Is Nacl Aqueous

Is NaCl Aqueous? Exploring the Properties of Sodium Chloride in Water

When it comes to chemistry, one of the most frequently discussed topics is the behavior of different substances in water. In particular, sodium chloride (NaCl) is a compound that is often the subject of discussion, as it has unique properties in an aqueous solution. In this article, we’ll examine the properties of NaCl in water and explore the ways in which it behaves differently than in its solid form.

What is NaCl?

Before we can discuss NaCl in an aqueous solution, we need to understand what it is. NaCl is a compound made up of two elements: sodium (Na) and chlorine (Cl). It is a type of salt and is perhaps most commonly associated with table salt, as it is the primary component of this seasoning.

What is an Aqueous Solution?

An aqueous solution is a solution in which the solvent (in this case, water) is the medium in which the solute (in this case, NaCl) is dissolved. When NaCl is dissolved in water, it dissociates into its component ions: Na+ and Cl-.

Properties of NaCl in an Aqueous Solution

Now that we’ve established what NaCl and an aqueous solution are, let’s explore the unique properties of NaCl in water.

1. Electrical conductivity: One of the most significant properties of NaCl in an aqueous solution is its electrical conductivity. As mentioned previously, when NaCl is dissolved in water, it dissociates into Na+ and Cl- ions. These ions are charged, meaning that they can carry an electrical current. Therefore, NaCl in water is an excellent conductor of electricity.

2. Boiling point and freezing point: When NaCl is added to water, it raises the boiling point and lowers the freezing point of the solution. This effect is due to the interaction between the solute (NaCl) and solvent (water) molecules. The presence of NaCl in the water makes it more difficult for the water molecules to escape into the gaseous state (boiling) or arrange into a solid lattice (freezing).

3. Osmotic pressure: NaCl in an aqueous solution can also exert osmotic pressure. Osmotic pressure is the pressure that must be applied to a solution to prevent the flow of water across a semipermeable membrane. In a solution with a high concentration of NaCl, water will move from an area of low concentration (outside the cell) to an area of high concentration (inside the cell) via osmosis, which can lead to cell damage.

4. pH: NaCl in an aqueous solution can affect the pH of the solution. When dissolved in water, NaCl behaves as a salt and has a neutral effect on the pH of the solution.

Uses of NaCl in Aqueous Solutions

NaCl in an aqueous solution has a wide range of applications in many different fields.

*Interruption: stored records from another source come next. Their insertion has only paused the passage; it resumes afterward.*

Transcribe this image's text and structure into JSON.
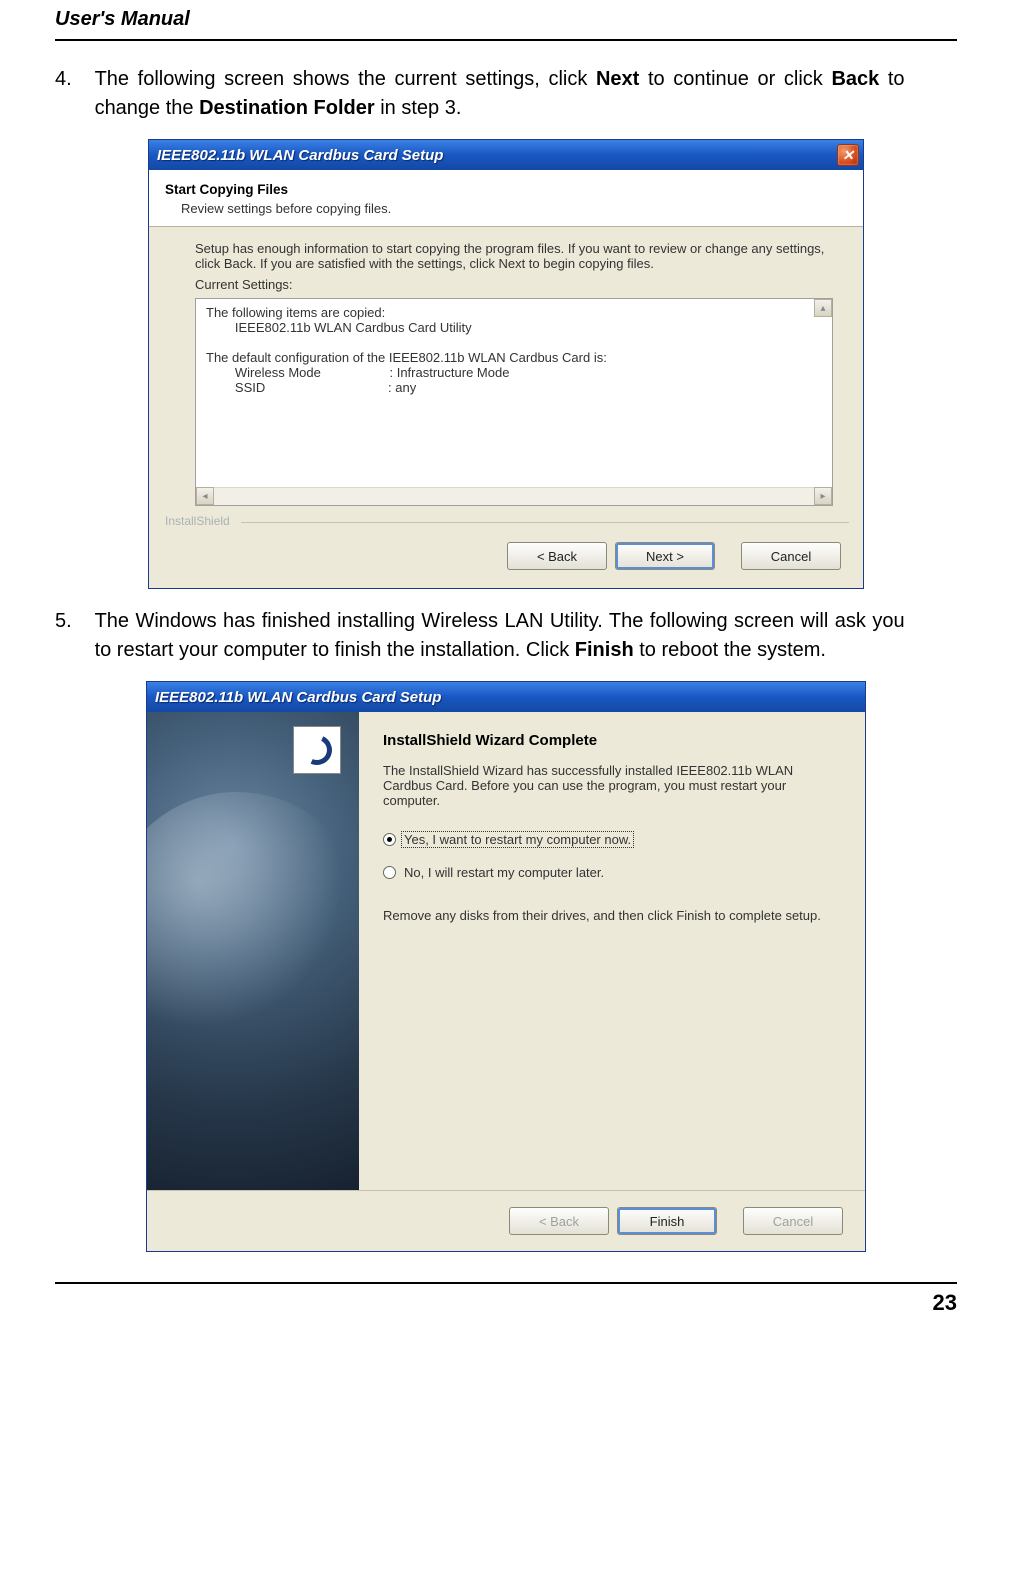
{
  "header": {
    "title": "User's Manual"
  },
  "footer": {
    "page_number": "23"
  },
  "steps": {
    "s4": {
      "num": "4.",
      "p1": "The following screen shows the current settings, click ",
      "b1": "Next",
      "p2": " to continue or click ",
      "b2": "Back",
      "p3": " to change the ",
      "b3": "Destination Folder",
      "p4": " in step 3."
    },
    "s5": {
      "num": "5.",
      "p1": "The Windows has finished installing Wireless LAN Utility. The following screen will ask you to restart your computer to finish the installation. Click ",
      "b1": "Finish",
      "p2": " to reboot the system."
    }
  },
  "dialog1": {
    "title": "IEEE802.11b WLAN Cardbus Card Setup",
    "close": "✕",
    "header_title": "Start Copying Files",
    "header_sub": "Review settings before copying files.",
    "info": "Setup has enough information to start copying the program files.  If you want to review or change any settings, click Back.  If you are satisfied with the settings, click Next to begin copying files.",
    "current_label": "Current Settings:",
    "settings": {
      "l1": "The following items are copied:",
      "l2": "        IEEE802.11b WLAN Cardbus Card Utility",
      "l3": "The default configuration of the IEEE802.11b WLAN Cardbus Card is:",
      "l4": "        Wireless Mode                   : Infrastructure Mode",
      "l5": "        SSID                                  : any"
    },
    "brand": "InstallShield",
    "buttons": {
      "back": "< Back",
      "next": "Next >",
      "cancel": "Cancel"
    }
  },
  "dialog2": {
    "title": "IEEE802.11b WLAN Cardbus Card Setup",
    "heading": "InstallShield Wizard Complete",
    "text": "The InstallShield Wizard has successfully installed IEEE802.11b WLAN Cardbus Card.  Before you can use the program, you must restart your computer.",
    "radio_yes": "Yes, I want to restart my computer now.",
    "radio_no": "No, I will restart my computer later.",
    "remove": "Remove any disks from their drives, and then click Finish to complete setup.",
    "buttons": {
      "back": "< Back",
      "finish": "Finish",
      "cancel": "Cancel"
    }
  }
}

Some of the most common uses of NaCl in water include:

1. Food preservation: NaCl is used as a preservative in many different types of food products, such as cured meats and pickled vegetables. When added to water, NaCl creates an environment that is inhospitable to bacteria, which helps to extend the shelf life of food products.

2. Medical applications: NaCl is used in a variety of medical applications, including as an electrolyte replacement in cases of dehydration, as a saline solution for wound care, and as a component of intravenous fluids.

3. Industrial applications: NaCl in water is used in many industrial processes, including in the production of chlorine and sodium hydroxide (a common industrial chemical), as a drilling fluid in the oil and gas industry, and as an ingredient in detergents and cleaning products.


In summary, NaCl in an aqueous solution has a unique set of properties that make it an important substance in many different fields. These properties include its electrical conductivity, effect on boiling and freezing points, ability to exert osmotic pressure, and neutral effect on pH. Through its various applications, NaCl in water plays a vital role in our daily lives, from food preservation to medical care to industrial processes.